Net cash outflows are even more difficult. They are calculated by applying predetermined ratios to various balance sheet and off-balance sheet items. The factors are chosen to replicate the situation during the global financial crisis, with significant market-wide idiosyncratic stress. In many cases, the exact factor applied depends on information that is not contained in the 10-K. An additional limitation of the LCR is that the projected inflow cannot exceed 75 percent of the projected outflow. As noted, for a bank the size of an SVB and other characteristics, the net cash outflow is multiplied by 70 percent.

First, outflows. SVB has $173.1 billion in deposits, of which $161.5 billion was domestic. Of domestic deposits, $151.6 billion was uninsured, meaning $9.9 billion was insured. Thus, according to our estimates, 163.2 billion US dollars of the total amount of deposits were not insured (total – insured domestically). The churn rate for uninsured deposits of retail and non-financial business customers ranges from 10 percent to 40 percent depending on the characteristics of the depositor and the deposit, with a lower churn rate applicable to retail customers, including those small businesses that are considered retail customers. The churn rate for uninsured deposits of financial business customers ranges from 25 percent for operating deposits to 100 percent for non-operating deposits. If we assume the churn rate is 30 percent, that’s a $49.0 billion churn.[1] The outflow rates for insured deposits are 3-40 percent, where 3 percent is for a stable retail deposit. Assuming a churn rate of 5 percent, you get a churn of $0.5 billion. SVB had $13.6 billion in short-term loans, which are almost entirely FHLB advances. The rollover rate on FHLB advances is 75 percent, so the outflow of short-term loans is $3.4 billion. SVB had $62.2 billion in lines of credit and letters of credit. The interest rate assumption for credit lines ranges from 0 to 30 percent, depending on the type and counterparty. If the drawdown rate is 20 percent, the outflow would be $12.5 billion. The total estimated outflow is $65.4 billion.

Secondly, tributaries. SVB had $5.3 billion in deposits with other financial institutions, all of which are assumed to be inflows. It had $73.6 billion in loans, of which $59.4 billion was due within three months.
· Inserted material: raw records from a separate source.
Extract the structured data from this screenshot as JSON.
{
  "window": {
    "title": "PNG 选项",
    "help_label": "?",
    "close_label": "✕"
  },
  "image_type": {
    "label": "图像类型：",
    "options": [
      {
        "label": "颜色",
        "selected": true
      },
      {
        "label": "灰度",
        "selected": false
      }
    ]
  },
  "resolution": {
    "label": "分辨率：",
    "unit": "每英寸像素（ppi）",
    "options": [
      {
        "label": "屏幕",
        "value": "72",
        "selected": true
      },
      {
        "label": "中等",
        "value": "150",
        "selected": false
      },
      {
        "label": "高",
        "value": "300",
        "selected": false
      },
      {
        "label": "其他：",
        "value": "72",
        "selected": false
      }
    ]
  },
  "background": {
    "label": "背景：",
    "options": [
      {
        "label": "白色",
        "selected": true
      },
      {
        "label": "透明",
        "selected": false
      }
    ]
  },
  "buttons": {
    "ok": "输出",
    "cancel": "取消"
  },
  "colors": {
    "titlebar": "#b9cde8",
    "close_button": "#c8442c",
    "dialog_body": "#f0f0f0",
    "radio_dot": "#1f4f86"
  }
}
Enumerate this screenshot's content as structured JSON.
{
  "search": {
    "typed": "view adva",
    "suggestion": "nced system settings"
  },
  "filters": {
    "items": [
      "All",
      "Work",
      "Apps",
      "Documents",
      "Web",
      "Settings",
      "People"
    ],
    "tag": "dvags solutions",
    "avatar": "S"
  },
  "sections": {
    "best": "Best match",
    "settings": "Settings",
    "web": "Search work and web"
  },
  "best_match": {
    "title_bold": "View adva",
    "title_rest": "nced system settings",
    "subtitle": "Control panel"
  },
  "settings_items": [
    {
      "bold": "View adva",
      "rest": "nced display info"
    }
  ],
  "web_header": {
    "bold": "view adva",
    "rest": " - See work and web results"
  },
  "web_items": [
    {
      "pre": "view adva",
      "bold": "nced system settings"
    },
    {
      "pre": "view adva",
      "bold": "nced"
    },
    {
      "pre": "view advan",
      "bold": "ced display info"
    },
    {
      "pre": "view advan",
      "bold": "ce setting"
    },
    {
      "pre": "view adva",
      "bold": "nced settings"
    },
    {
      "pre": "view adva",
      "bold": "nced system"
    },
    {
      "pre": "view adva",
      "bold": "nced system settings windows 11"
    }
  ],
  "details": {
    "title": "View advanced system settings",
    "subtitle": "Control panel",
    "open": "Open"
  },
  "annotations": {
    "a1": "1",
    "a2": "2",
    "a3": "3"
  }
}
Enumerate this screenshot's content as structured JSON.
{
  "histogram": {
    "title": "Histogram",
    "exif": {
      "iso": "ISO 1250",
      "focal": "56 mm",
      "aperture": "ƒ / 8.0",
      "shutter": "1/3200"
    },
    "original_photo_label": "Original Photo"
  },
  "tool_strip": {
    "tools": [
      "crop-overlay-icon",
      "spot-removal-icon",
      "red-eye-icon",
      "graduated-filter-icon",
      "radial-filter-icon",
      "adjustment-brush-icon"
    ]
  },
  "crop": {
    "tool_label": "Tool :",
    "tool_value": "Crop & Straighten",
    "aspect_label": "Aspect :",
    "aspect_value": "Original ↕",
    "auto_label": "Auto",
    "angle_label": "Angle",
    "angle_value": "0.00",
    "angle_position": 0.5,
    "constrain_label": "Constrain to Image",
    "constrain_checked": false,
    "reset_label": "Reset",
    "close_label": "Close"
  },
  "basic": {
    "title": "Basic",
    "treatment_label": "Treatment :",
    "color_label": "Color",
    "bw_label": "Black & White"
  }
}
Half of the planned payments on most loans are treated as inflows. If we conservatively assume that one-third of loans maturing within three months are repaid within one month, the inflow would be $9.8 billion. The total estimated inflow is $15.1 billion.

The estimated net cash inflow is $50.3 billion, or $35.2 billion after multiplying by 70 percent.

So LCR SVB would have to be 150 percent ($52.8 billion / $35.2 billion) for December. 31, 2022. The requirement is that the LCR be equal to or greater than 100 percent.

Table 1 in article Explains simple math clearly.

Divide the total HQLA by the estimated net churn to get an LCR of 150% (circled in green below).

LCR = 150% depends on the outflow of 30% on uninsured deposits.

Given the rate at which SVB was losing uninsured deposits, I questioned the assumption of a 30 percent outflow of active and non-performing deposits. Taking into account all of Mr. Nelson’s other assumptions, I varied the churn rate by 30% to find what would give an LCR of less than 100%. The answer is 46%.

IN one day (Thursday of last week), depositors took out $42 billion according to journalistsso in one day 24% deposits left. I don’t know what the regulators would have assumed in their stress tests, but either way I’m not sure 30% would be the right number.

So, in my book (assuming I’m not a regulator and have no such experience) it’s not clear that having an SVB on the SIFI list wouldn’t at least cause regulators to look at SVB a little harder. Incidentally, having 76% of total debt held to maturity (i.e. 2.2% of available-for-sale securities) means that a typical LCR based on a calculation based on all high-quality liquid assets would need in a footnote.

Incidentally, none of this negates the fact that concentrating assets in Treasuries and agency debt without hedging interest rate risk seems like a dumb idea, given telegraphy of increasing speed.